[EXERCISE] Restate all the lines below word for word, but omit the pictures.

*** Opening of DATASET RECORDS ***

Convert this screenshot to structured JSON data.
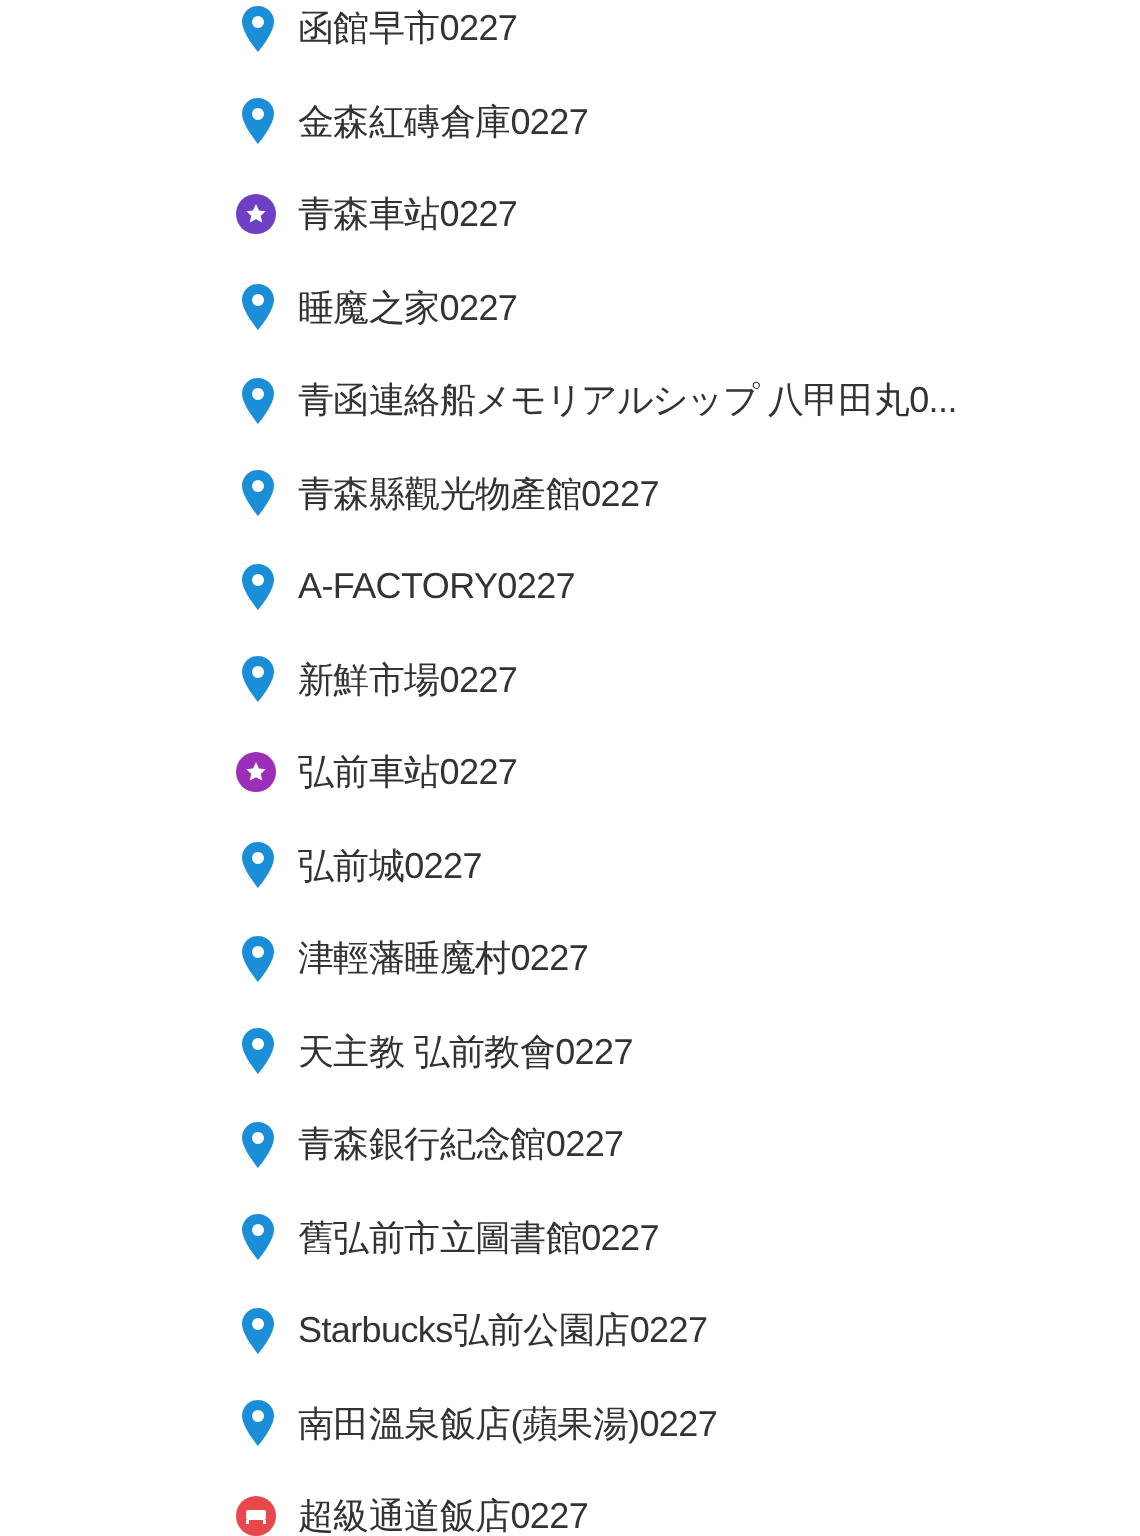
{
  "places": [
    {
      "name": "函館早市0227",
      "kind": "pin",
      "color": "#1a8fd8"
    },
    {
      "name": "金森紅磚倉庫0227",
      "kind": "pin",
      "color": "#1a8fd8"
    },
    {
      "name": "青森車站0227",
      "kind": "star",
      "color": "#6e3fc4"
    },
    {
      "name": "睡魔之家0227",
      "kind": "pin",
      "color": "#1a8fd8"
    },
    {
      "name": "青函連絡船メモリアルシップ 八甲田丸0...",
      "kind": "pin",
      "color": "#1a8fd8"
    },
    {
      "name": "青森縣觀光物產館0227",
      "kind": "pin",
      "color": "#1a8fd8"
    },
    {
      "name": "A-FACTORY0227",
      "kind": "pin",
      "color": "#1a8fd8"
    },
    {
      "name": "新鮮市場0227",
      "kind": "pin",
      "color": "#1a8fd8"
    },
    {
      "name": "弘前車站0227",
      "kind": "star",
      "color": "#9c2fb8"
    },
    {
      "name": "弘前城0227",
      "kind": "pin",
      "color": "#1a8fd8"
    },
    {
      "name": "津輕藩睡魔村0227",
      "kind": "pin",
      "color": "#1a8fd8"
    },
    {
      "name": "天主教 弘前教會0227",
      "kind": "pin",
      "color": "#1a8fd8"
    },
    {
      "name": "青森銀行紀念館0227",
      "kind": "pin",
      "color": "#1a8fd8"
    },
    {
      "name": "舊弘前市立圖書館0227",
      "kind": "pin",
      "color": "#1a8fd8"
    },
    {
      "name": "Starbucks弘前公園店0227",
      "kind": "pin",
      "color": "#1a8fd8"
    },
    {
      "name": "南田溫泉飯店(蘋果湯)0227",
      "kind": "pin",
      "color": "#1a8fd8"
    },
    {
      "name": "超級通道飯店0227",
      "kind": "hotel",
      "color": "#e8484c"
    }
  ]
}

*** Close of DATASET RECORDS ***

[RESULT BELOW]
Convert this screenshot to structured JSON data.
{
  "places": [
    {
      "name": "函館早市0227",
      "kind": "pin",
      "color": "#1a8fd8"
    },
    {
      "name": "金森紅磚倉庫0227",
      "kind": "pin",
      "color": "#1a8fd8"
    },
    {
      "name": "青森車站0227",
      "kind": "star",
      "color": "#6e3fc4"
    },
    {
      "name": "睡魔之家0227",
      "kind": "pin",
      "color": "#1a8fd8"
    },
    {
      "name": "青函連絡船メモリアルシップ 八甲田丸0...",
      "kind": "pin",
      "color": "#1a8fd8"
    },
    {
      "name": "青森縣觀光物產館0227",
      "kind": "pin",
      "color": "#1a8fd8"
    },
    {
      "name": "A-FACTORY0227",
      "kind": "pin",
      "color": "#1a8fd8"
    },
    {
      "name": "新鮮市場0227",
      "kind": "pin",
      "color": "#1a8fd8"
    },
    {
      "name": "弘前車站0227",
      "kind": "star",
      "color": "#9c2fb8"
    },
    {
      "name": "弘前城0227",
      "kind": "pin",
      "color": "#1a8fd8"
    },
    {
      "name": "津輕藩睡魔村0227",
      "kind": "pin",
      "color": "#1a8fd8"
    },
    {
      "name": "天主教 弘前教會0227",
      "kind": "pin",
      "color": "#1a8fd8"
    },
    {
      "name": "青森銀行紀念館0227",
      "kind": "pin",
      "color": "#1a8fd8"
    },
    {
      "name": "舊弘前市立圖書館0227",
      "kind": "pin",
      "color": "#1a8fd8"
    },
    {
      "name": "Starbucks弘前公園店0227",
      "kind": "pin",
      "color": "#1a8fd8"
    },
    {
      "name": "南田溫泉飯店(蘋果湯)0227",
      "kind": "pin",
      "color": "#1a8fd8"
    },
    {
      "name": "超級通道飯店0227",
      "kind": "hotel",
      "color": "#e8484c"
    }
  ]
}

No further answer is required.